Friday, August 19, 2016

Trap Catches Identified Week of Aug 15-19


Another week of low numbers of aphid vector species in most locations.  The exception was central and West Central Minnesota where traps in Staples and Verndale collected 23 and 52 respectively (mostly Bird Cherry Oat aphids), the Perham trap recovered 6 and the Sabin trap recovered 11 aphid vectors.  Verndale and Sabin each had 1 green peach aphid in their catch this week and Crookston had 2.  Soybean aphids were recovered in Sabin, Staples and Verndale as well, but not in excessive numbers.  We have not yet seen a large flight of soybean aphids from the south and as the temperatures get lower and soybeans continue to mature, we may well soon be seeing decreased soybean aphid numbers.

But the catches in Central and West Central MN do indicate there's still aphids out there and much of our PVY is vectored later in the season.  As always, keep scouting....

Scouting for aphids in potatoes: - Select leaves from the lower to mid canopy.  Lower, older leaves will have more established colonies and aphids prefer the balance of nutrients found here; aphids are rarely found on leaves in the upper canopy.
- Avoid leaves on the ground or in contact with the soil. - In seed potatoes there is only a threshold for PLRV (10 aphids/100 leaves), reactive application of insecticides an effective control for PVY. - The use of feeding suppressing insecticides, such as pymetrozine (Fulfill®) or flonicamid (Beleaf®) and refined crop oils, such as Aphoil and JMS Stylet Oil, at or prior to field colonization by aphids may reduce the transmission of PVY within fields. Some other insecticides, such as clothianidin (Belay®), imidacloprid (Admire Pro® or Provado®), and spirotetramat (Movento®), have also been demonstrated to reduce the transmission of PVY. - In table stock potatoes, a treatment threshold of 30 aphids /100 leaves should deter yield loss due to aphid feeding.
The PVY Risk Index Index Not all species of aphid are equally efficient at transmitting PVY, some are better than others (green peach being the most efficient vector of PVY).  So, the total number of aphids in a trap don't necessarily reflect just how much vector pressure there is at that location. The PVY Vector Risk Index compares aphid numbers, incorporating their relative vector efficiency compared to the Queen of PVY vectors (green peach aphid!).  Using averaged reference comparisons from the literature, we multiply the number of each aphid species captured by it's efficiency camopred to Green Peach Aphid to more accurately depict risk posed by the species being trapped.  We then sum the totals.  The PVY-VRI values are presented on the tables below but also on maps comparing current cumulative risk to the total risk from the sample sites of last year (to compare with your local winter grow out results).  Click on the map for full sized image...
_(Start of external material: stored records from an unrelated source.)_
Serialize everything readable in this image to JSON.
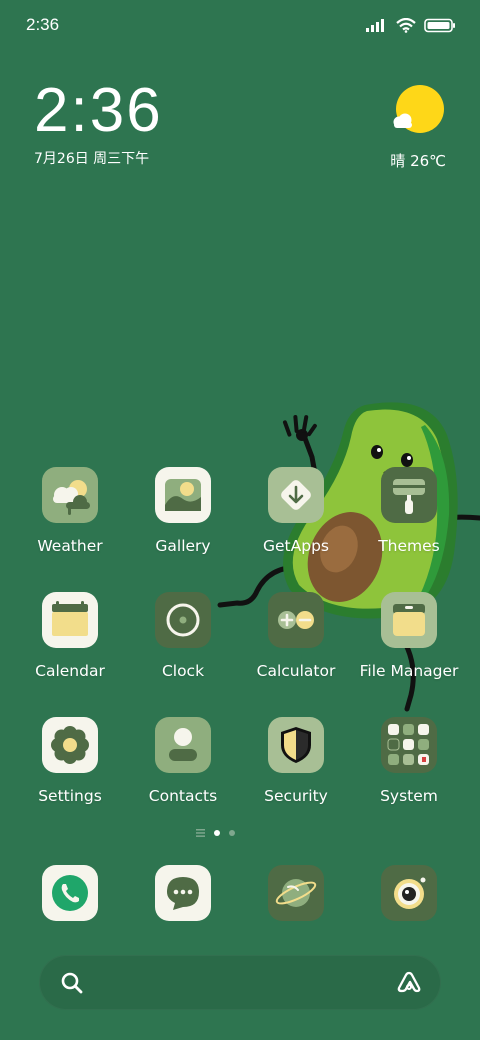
{
  "status_bar": {
    "time": "2:36"
  },
  "clock_widget": {
    "time": "2:36",
    "date": "7月26日 周三下午"
  },
  "weather_widget": {
    "text": "晴 26℃"
  },
  "apps": [
    {
      "id": "weather",
      "label": "Weather"
    },
    {
      "id": "gallery",
      "label": "Gallery"
    },
    {
      "id": "getapps",
      "label": "GetApps"
    },
    {
      "id": "themes",
      "label": "Themes"
    },
    {
      "id": "calendar",
      "label": "Calendar"
    },
    {
      "id": "clock",
      "label": "Clock"
    },
    {
      "id": "calculator",
      "label": "Calculator"
    },
    {
      "id": "file-manager",
      "label": "File Manager"
    },
    {
      "id": "settings",
      "label": "Settings"
    },
    {
      "id": "contacts",
      "label": "Contacts"
    },
    {
      "id": "security",
      "label": "Security"
    },
    {
      "id": "system",
      "label": "System"
    }
  ],
  "dock": [
    {
      "id": "phone",
      "icon": "phone-icon"
    },
    {
      "id": "messages",
      "icon": "message-icon"
    },
    {
      "id": "browser",
      "icon": "planet-icon"
    },
    {
      "id": "camera",
      "icon": "camera-icon"
    }
  ],
  "pager": {
    "pages": 2,
    "active": 1
  },
  "colors": {
    "background": "#2e7550",
    "icon_sage": "#8fae7e",
    "icon_dark": "#4f6b45",
    "icon_cream": "#f6f5ec",
    "accent_yellow": "#f2dd8b",
    "sun": "#fed718"
  }
}
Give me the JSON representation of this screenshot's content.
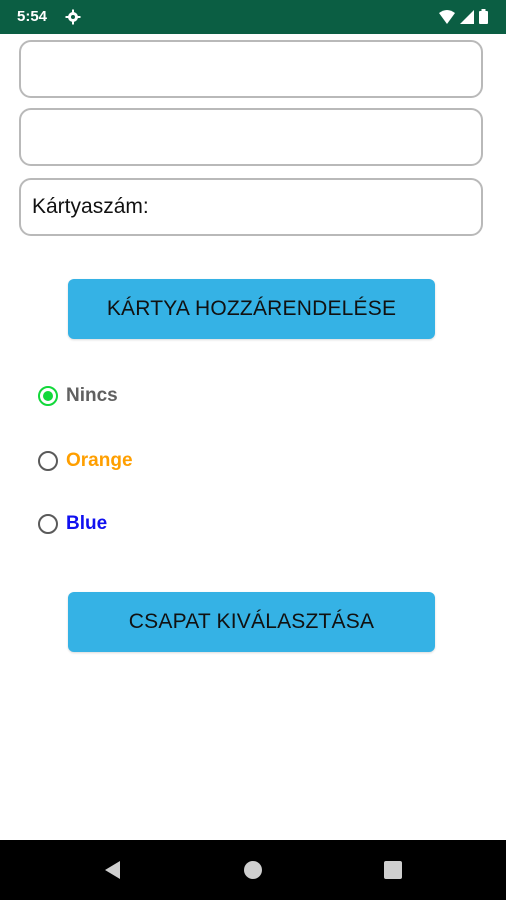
{
  "status_bar": {
    "time": "5:54",
    "icons": [
      "gear-icon",
      "wifi-icon",
      "signal-icon",
      "battery-icon"
    ]
  },
  "fields": [
    {
      "label": "",
      "value": ""
    },
    {
      "label": "",
      "value": ""
    },
    {
      "label": "Kártyaszám:",
      "value": ""
    }
  ],
  "buttons": {
    "assign_card": "KÁRTYA HOZZÁRENDELÉSE",
    "select_team": "CSAPAT KIVÁLASZTÁSA"
  },
  "radio_options": [
    {
      "label": "Nincs",
      "color": "#616161",
      "checked": true
    },
    {
      "label": "Orange",
      "color": "#ff9f00",
      "checked": false
    },
    {
      "label": "Blue",
      "color": "#1010f0",
      "checked": false
    }
  ],
  "colors": {
    "status_bar": "#0b5e43",
    "button": "#35b2e5",
    "radio_checked": "#12d83a"
  },
  "nav_bar": {
    "icons": [
      "back-icon",
      "home-icon",
      "recents-icon"
    ]
  }
}
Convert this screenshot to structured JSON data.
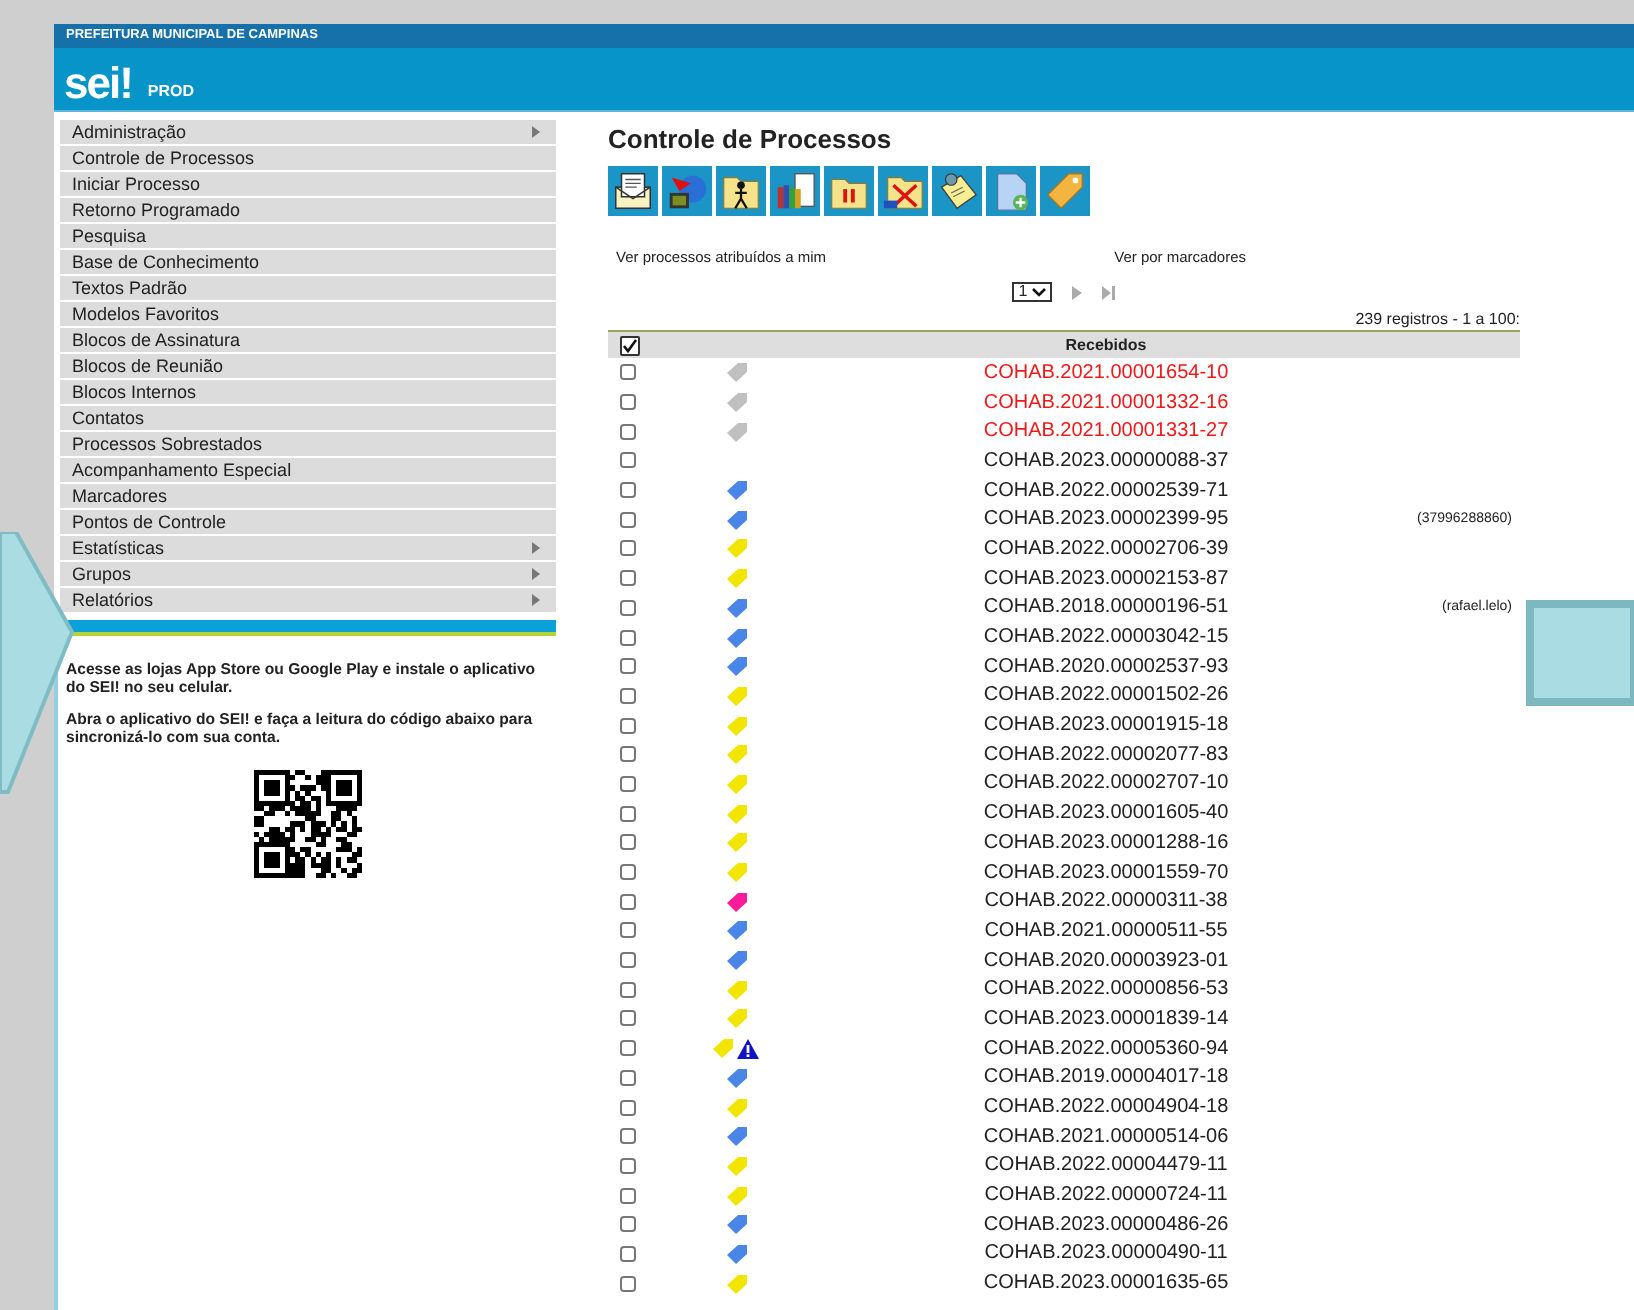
{
  "header": {
    "org": "PREFEITURA MUNICIPAL DE CAMPINAS",
    "logo": "sei!",
    "environment": "PROD"
  },
  "menu": [
    {
      "label": "Administração",
      "submenu": true
    },
    {
      "label": "Controle de Processos",
      "submenu": false
    },
    {
      "label": "Iniciar Processo",
      "submenu": false
    },
    {
      "label": "Retorno Programado",
      "submenu": false
    },
    {
      "label": "Pesquisa",
      "submenu": false
    },
    {
      "label": "Base de Conhecimento",
      "submenu": false
    },
    {
      "label": "Textos Padrão",
      "submenu": false
    },
    {
      "label": "Modelos Favoritos",
      "submenu": false
    },
    {
      "label": "Blocos de Assinatura",
      "submenu": false
    },
    {
      "label": "Blocos de Reunião",
      "submenu": false
    },
    {
      "label": "Blocos Internos",
      "submenu": false
    },
    {
      "label": "Contatos",
      "submenu": false
    },
    {
      "label": "Processos Sobrestados",
      "submenu": false
    },
    {
      "label": "Acompanhamento Especial",
      "submenu": false
    },
    {
      "label": "Marcadores",
      "submenu": false
    },
    {
      "label": "Pontos de Controle",
      "submenu": false
    },
    {
      "label": "Estatísticas",
      "submenu": true
    },
    {
      "label": "Grupos",
      "submenu": true
    },
    {
      "label": "Relatórios",
      "submenu": true
    }
  ],
  "app_info": [
    "Acesse as lojas App Store ou Google Play e instale o aplicativo do SEI! no seu celular.",
    "Abra o aplicativo do SEI! e faça a leitura do código abaixo para sincronizá-lo com sua conta."
  ],
  "title": "Controle de Processos",
  "links": [
    "Ver processos atribuídos a mim",
    "Ver por marcadores"
  ],
  "pager": {
    "page": "1"
  },
  "record_count": "239 registros - 1 a 100:",
  "table": {
    "select_all_checked": true,
    "heading": "Recebidos",
    "rows": [
      {
        "process": "COHAB.2021.00001654-10",
        "new": true,
        "checked": false,
        "color": "#c0c0c0"
      },
      {
        "process": "COHAB.2021.00001332-16",
        "new": true,
        "checked": false,
        "color": "#c0c0c0"
      },
      {
        "process": "COHAB.2021.00001331-27",
        "new": true,
        "checked": false,
        "color": "#c0c0c0"
      },
      {
        "process": "COHAB.2023.00000088-37",
        "new": false,
        "checked": false
      },
      {
        "process": "COHAB.2022.00002539-71",
        "new": false,
        "checked": false,
        "color": "#4a86e8"
      },
      {
        "process": "COHAB.2023.00002399-95",
        "new": false,
        "checked": false,
        "color": "#4a86e8",
        "note": "(37996288860)"
      },
      {
        "process": "COHAB.2022.00002706-39",
        "new": false,
        "checked": false,
        "color": "#f2e600"
      },
      {
        "process": "COHAB.2023.00002153-87",
        "new": false,
        "checked": false,
        "color": "#f2e600"
      },
      {
        "process": "COHAB.2018.00000196-51",
        "new": false,
        "checked": false,
        "color": "#4a86e8",
        "note": "(rafael.lelo)"
      },
      {
        "process": "COHAB.2022.00003042-15",
        "new": false,
        "checked": false,
        "color": "#4a86e8"
      },
      {
        "process": "COHAB.2020.00002537-93",
        "new": false,
        "checked": false,
        "color": "#4a86e8"
      },
      {
        "process": "COHAB.2022.00001502-26",
        "new": false,
        "checked": false,
        "color": "#f2e600"
      },
      {
        "process": "COHAB.2023.00001915-18",
        "new": false,
        "checked": false,
        "color": "#f2e600"
      },
      {
        "process": "COHAB.2022.00002077-83",
        "new": false,
        "checked": false,
        "color": "#f2e600"
      },
      {
        "process": "COHAB.2022.00002707-10",
        "new": false,
        "checked": false,
        "color": "#f2e600"
      },
      {
        "process": "COHAB.2023.00001605-40",
        "new": false,
        "checked": false,
        "color": "#f2e600"
      },
      {
        "process": "COHAB.2023.00001288-16",
        "new": false,
        "checked": false,
        "color": "#f2e600"
      },
      {
        "process": "COHAB.2023.00001559-70",
        "new": false,
        "checked": false,
        "color": "#f2e600"
      },
      {
        "process": "COHAB.2022.00000311-38",
        "new": false,
        "checked": false,
        "color": "#ff1a9c"
      },
      {
        "process": "COHAB.2021.00000511-55",
        "new": false,
        "checked": false,
        "color": "#4a86e8"
      },
      {
        "process": "COHAB.2020.00003923-01",
        "new": false,
        "checked": false,
        "color": "#4a86e8"
      },
      {
        "process": "COHAB.2022.00000856-53",
        "new": false,
        "checked": false,
        "color": "#f2e600"
      },
      {
        "process": "COHAB.2023.00001839-14",
        "new": false,
        "checked": false,
        "color": "#f2e600"
      },
      {
        "process": "COHAB.2022.00005360-94",
        "new": false,
        "checked": false,
        "color": "#f2e600",
        "warning": true
      },
      {
        "process": "COHAB.2019.00004017-18",
        "new": false,
        "checked": false,
        "color": "#4a86e8"
      },
      {
        "process": "COHAB.2022.00004904-18",
        "new": false,
        "checked": false,
        "color": "#f2e600"
      },
      {
        "process": "COHAB.2021.00000514-06",
        "new": false,
        "checked": false,
        "color": "#4a86e8"
      },
      {
        "process": "COHAB.2022.00004479-11",
        "new": false,
        "checked": false,
        "color": "#f2e600"
      },
      {
        "process": "COHAB.2022.00000724-11",
        "new": false,
        "checked": false,
        "color": "#f2e600"
      },
      {
        "process": "COHAB.2023.00000486-26",
        "new": false,
        "checked": false,
        "color": "#4a86e8"
      },
      {
        "process": "COHAB.2023.00000490-11",
        "new": false,
        "checked": false,
        "color": "#4a86e8"
      },
      {
        "process": "COHAB.2023.00001635-65",
        "new": false,
        "checked": false,
        "color": "#f2e600"
      }
    ]
  }
}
Aphid Alert Trap Catch Identified Week of Aug13-19 

The Seasonal Aphid Alert Trap Catches to Aug 19, 2016